New York governor declares disaster emergency after polio discovered in wastewater
Following the discovery of the virus in wastewater samples obtained in four counties, New York Governor Kathy Hochul declared a disaster emergency on Friday, September 9, in an effort to hasten the process of immunising residents against polio.
Hochul's executive order came after the virus was found in samples from Nassau County, on Long Island, which borders the borough of Queens in New York City, last month. The virus was discovered in samples earlier this year from counties north of the city, including Sullivan, Orange, and Rockland.
According to the state health department, an adult in Rockland County contracted polio in July, marking the country's first verified case in in a decade.
In some cases, polio can result in irreversible paralysis, but it is preventable thanks to a 1955 vaccine. Despite the fact that there is no known treatment, the vaccination offers nearly 100% immunity after three shots.
Although all ages are at risk, children three and younger are the most commonly affected by the virus.
Officials recommended lifetime booster shots for those who had already received the vaccine, as well as for adults who had not received the shot and children as young as two months old.
In order to increase immunisation rates, Hochul's statement grants permission for paramedics, midwives, and pharmacists to deliver polio shots. Additionally, the decree instructs healthcare professionals to supply the state with updated immunisation data.
The emergency situation will last until October 9. The vaccination rate for inhabitants was set at 90% by health officials.
State health officials issued a warning that residents of New York City, Rockland, Orange, Sullivan, and Nassau counties are most at risk.
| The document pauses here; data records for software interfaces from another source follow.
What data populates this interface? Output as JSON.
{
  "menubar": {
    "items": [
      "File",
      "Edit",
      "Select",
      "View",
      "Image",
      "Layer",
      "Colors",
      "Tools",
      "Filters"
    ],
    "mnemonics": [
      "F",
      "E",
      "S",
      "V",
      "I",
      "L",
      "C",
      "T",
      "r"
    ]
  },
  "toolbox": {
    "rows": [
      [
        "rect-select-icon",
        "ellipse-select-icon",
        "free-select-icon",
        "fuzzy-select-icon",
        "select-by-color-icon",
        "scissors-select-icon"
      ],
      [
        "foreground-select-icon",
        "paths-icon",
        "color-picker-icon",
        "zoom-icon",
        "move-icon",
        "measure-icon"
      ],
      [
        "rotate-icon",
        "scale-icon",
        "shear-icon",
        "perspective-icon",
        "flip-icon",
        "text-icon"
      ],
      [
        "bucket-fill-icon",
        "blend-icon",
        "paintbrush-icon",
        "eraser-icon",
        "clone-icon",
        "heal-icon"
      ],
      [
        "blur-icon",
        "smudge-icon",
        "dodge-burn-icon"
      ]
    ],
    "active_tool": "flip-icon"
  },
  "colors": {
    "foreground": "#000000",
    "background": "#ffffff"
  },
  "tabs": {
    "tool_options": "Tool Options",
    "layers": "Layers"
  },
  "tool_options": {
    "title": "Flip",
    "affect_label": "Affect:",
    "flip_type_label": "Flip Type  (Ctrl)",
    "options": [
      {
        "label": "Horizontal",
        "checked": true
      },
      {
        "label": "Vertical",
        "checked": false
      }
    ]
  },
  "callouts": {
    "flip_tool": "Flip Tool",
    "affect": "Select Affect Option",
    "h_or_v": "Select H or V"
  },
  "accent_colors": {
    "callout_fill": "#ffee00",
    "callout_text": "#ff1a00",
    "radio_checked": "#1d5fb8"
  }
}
Among the counties of concern, Orange County has the lowest vaccination rate, with fewer than 59% of the population having received their shots, according to the state health department.